Congress, learn from Parliament
As a naturalized American with a strong British heritage, I have watched with increasing amazement the total incompetence of congressional members to avoid what will now become the collapse of the American health-care system.
As a youngster I recognized the value of the British system in which Parliament was dissolved prior to an election, and the newly elected one convened immediately after the result was announced. No lameduck sessions during which those thrown out of office could still pass legislation.
The Democrats forced through a very poorly constructed, ill-named bill — the Affordable Care Act — without a single Republican vote during a lame-duck session. With seven years to consider an improvement, the Republicans managed to botch a proposed solution even while controlling both houses and the White House. In Britain, we had a name for such behavior: incompetence.
Another aspect of British life that I much respected was the recognition by public figures that if they had failed they resigned. I recall as a minister in the British embassy in Washington attempts to explain to Alexander Haig, the secretary of state, that Lord Carrington, our foreign secretary, had resigned after the invasion of the Falklands because he thought he had given bad advice to the Cabinet. Gen. Haig was convinced that Prime Minister Thatcher had fired Lord Carrington and wanted to know why.

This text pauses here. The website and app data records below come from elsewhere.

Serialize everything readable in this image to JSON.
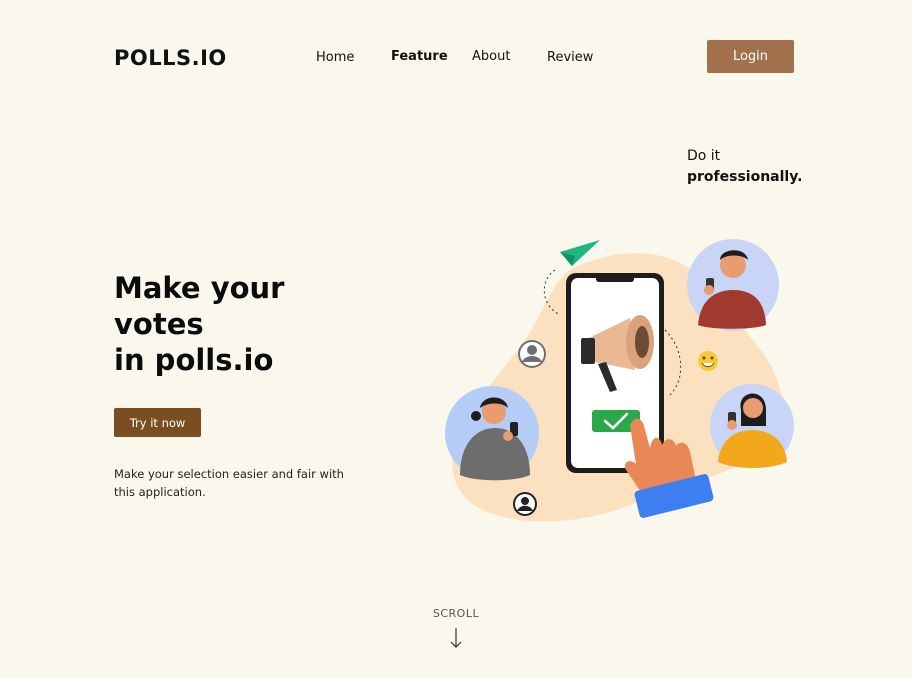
{
  "brand": {
    "logo_text": "POLLS.IO"
  },
  "nav": {
    "home": "Home",
    "feature": "Feature",
    "about": "About",
    "review": "Review",
    "login": "Login"
  },
  "tagline": {
    "line1": "Do it",
    "line2": "professionally."
  },
  "hero": {
    "headline_line1": "Make your",
    "headline_line2": "votes",
    "headline_line3": "in polls.io",
    "cta_label": "Try it now",
    "description": "Make your selection easier and fair with this application."
  },
  "scroll": {
    "label": "SCROLL"
  },
  "colors": {
    "background": "#faf7ed",
    "login_button": "#a0714a",
    "cta_button": "#7b4e22",
    "blob": "#fbe1c0",
    "accent_green": "#2aa84a"
  },
  "icons": [
    "paper-plane-icon",
    "user-icon",
    "smiley-icon",
    "megaphone-icon",
    "checkmark-icon",
    "arrow-down-icon"
  ]
}
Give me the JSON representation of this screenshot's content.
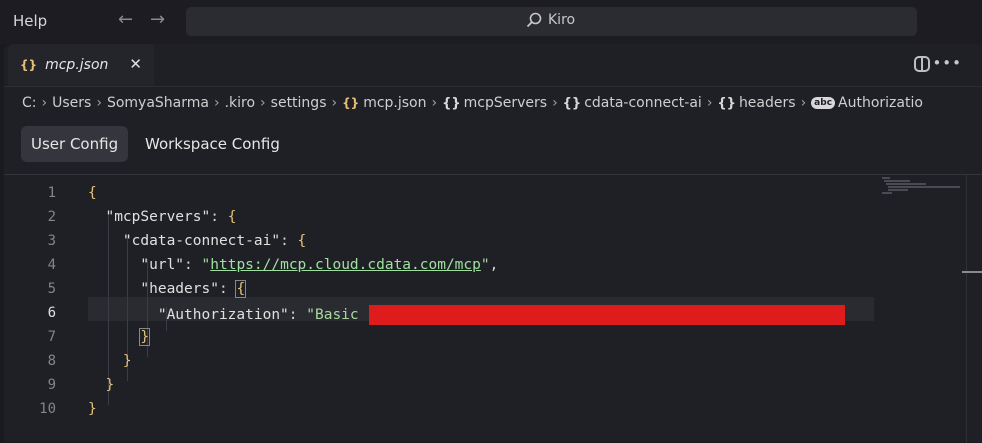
{
  "titlebar": {
    "menu_help": "Help",
    "back_icon": "arrow-left-icon",
    "forward_icon": "arrow-right-icon",
    "search_text": "Kiro"
  },
  "tabs": [
    {
      "label": "mcp.json",
      "icon": "{}",
      "close": "✕"
    }
  ],
  "breadcrumb": {
    "drive": "C:",
    "parts": [
      "Users",
      "SomyaSharma",
      ".kiro",
      "settings"
    ],
    "file": "mcp.json",
    "file_icon": "{}",
    "obj_icon": "{}",
    "symbols": [
      "mcpServers",
      "cdata-connect-ai",
      "headers"
    ],
    "string_icon": "abc",
    "last": "Authorizatio"
  },
  "config": {
    "user_config": "User Config",
    "workspace_config": "Workspace Config"
  },
  "editor": {
    "line_numbers": [
      "1",
      "2",
      "3",
      "4",
      "5",
      "6",
      "7",
      "8",
      "9",
      "10"
    ],
    "lines": {
      "l1_brace": "{",
      "l2_key": "\"mcpServers\"",
      "l2_rest": ": ",
      "l2_brace": "{",
      "l3_key": "\"cdata-connect-ai\"",
      "l3_rest": ": ",
      "l3_brace": "{",
      "l4_key": "\"url\"",
      "l4_colon": ": ",
      "l4_q1": "\"",
      "l4_url": "https://mcp.cloud.cdata.com/mcp",
      "l4_q2": "\"",
      "l4_comma": ",",
      "l5_key": "\"headers\"",
      "l5_rest": ": ",
      "l5_brace": "{",
      "l6_key": "\"Authorization\"",
      "l6_colon": ": ",
      "l6_val": "\"Basic ",
      "l7_brace": "}",
      "l8_brace": "}",
      "l9_brace": "}",
      "l10_brace": "}"
    },
    "redaction_color": "#e01b1b"
  }
}
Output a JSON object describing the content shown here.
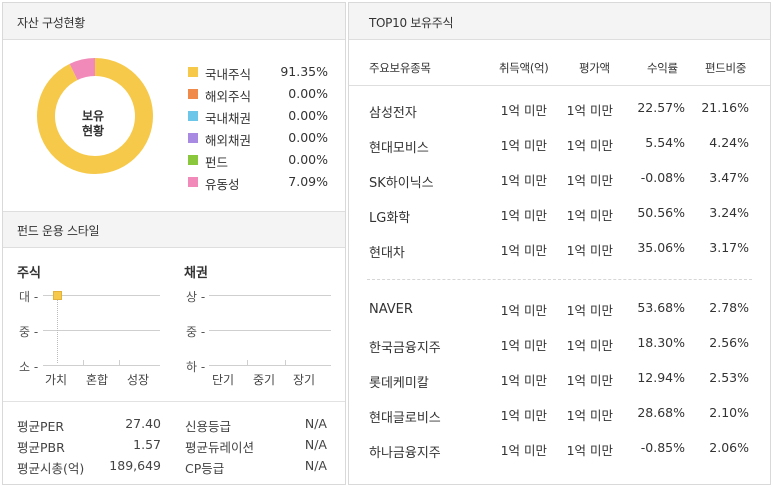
{
  "asset": {
    "title": "자산 구성현황",
    "center_label_1": "보유",
    "center_label_2": "현황",
    "items": [
      {
        "name": "국내주식",
        "pct": "91.35%",
        "color": "#f6c94a",
        "value": 91.35
      },
      {
        "name": "해외주식",
        "pct": "0.00%",
        "color": "#f08a4b",
        "value": 0
      },
      {
        "name": "국내채권",
        "pct": "0.00%",
        "color": "#6cc6ea",
        "value": 0
      },
      {
        "name": "해외채권",
        "pct": "0.00%",
        "color": "#a98ae2",
        "value": 0
      },
      {
        "name": "펀드",
        "pct": "0.00%",
        "color": "#8ac73d",
        "value": 0
      },
      {
        "name": "유동성",
        "pct": "7.09%",
        "color": "#f28ab9",
        "value": 7.09
      }
    ]
  },
  "style": {
    "title": "펀드 운용 스타일",
    "stock": {
      "title": "주식",
      "y_labels": [
        "대 -",
        "중 -",
        "소 -"
      ],
      "x_labels": [
        "가치",
        "혼합",
        "성장"
      ],
      "selected_size": "대",
      "selected_style": "가치"
    },
    "bond": {
      "title": "채권",
      "y_labels": [
        "상 -",
        "중 -",
        "하 -"
      ],
      "x_labels": [
        "단기",
        "중기",
        "장기"
      ]
    },
    "stock_stats": [
      {
        "k": "평균PER",
        "v": "27.40"
      },
      {
        "k": "평균PBR",
        "v": "1.57"
      },
      {
        "k": "평균시총(억)",
        "v": "189,649"
      }
    ],
    "bond_stats": [
      {
        "k": "신용등급",
        "v": "N/A"
      },
      {
        "k": "평균듀레이션",
        "v": "N/A"
      },
      {
        "k": "CP등급",
        "v": "N/A"
      }
    ]
  },
  "top10": {
    "title": "TOP10 보유주식",
    "headers": [
      "주요보유종목",
      "취득액(억)",
      "평가액",
      "수익률",
      "편드비중"
    ],
    "rows": [
      {
        "name": "삼성전자",
        "buy": "1억 미만",
        "eval": "1억 미만",
        "ret": "22.57%",
        "weight": "21.16%"
      },
      {
        "name": "현대모비스",
        "buy": "1억 미만",
        "eval": "1억 미만",
        "ret": "5.54%",
        "weight": "4.24%"
      },
      {
        "name": "SK하이닉스",
        "buy": "1억 미만",
        "eval": "1억 미만",
        "ret": "-0.08%",
        "weight": "3.47%"
      },
      {
        "name": "LG화학",
        "buy": "1억 미만",
        "eval": "1억 미만",
        "ret": "50.56%",
        "weight": "3.24%"
      },
      {
        "name": "현대차",
        "buy": "1억 미만",
        "eval": "1억 미만",
        "ret": "35.06%",
        "weight": "3.17%"
      },
      {
        "name": "NAVER",
        "buy": "1억 미만",
        "eval": "1억 미만",
        "ret": "53.68%",
        "weight": "2.78%"
      },
      {
        "name": "한국금융지주",
        "buy": "1억 미만",
        "eval": "1억 미만",
        "ret": "18.30%",
        "weight": "2.56%"
      },
      {
        "name": "롯데케미칼",
        "buy": "1억 미만",
        "eval": "1억 미만",
        "ret": "12.94%",
        "weight": "2.53%"
      },
      {
        "name": "현대글로비스",
        "buy": "1억 미만",
        "eval": "1억 미만",
        "ret": "28.68%",
        "weight": "2.10%"
      },
      {
        "name": "하나금융지주",
        "buy": "1억 미만",
        "eval": "1억 미만",
        "ret": "-0.85%",
        "weight": "2.06%"
      }
    ]
  }
}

Sadly it is clear that the incompetents in Congress have no intention of leaving of their own accord, and when the time comes for another election most of them will be returned by an electorate that tolerates such appalling behavior. President Trump is going to need much more help than he is currently receiving to make America great again.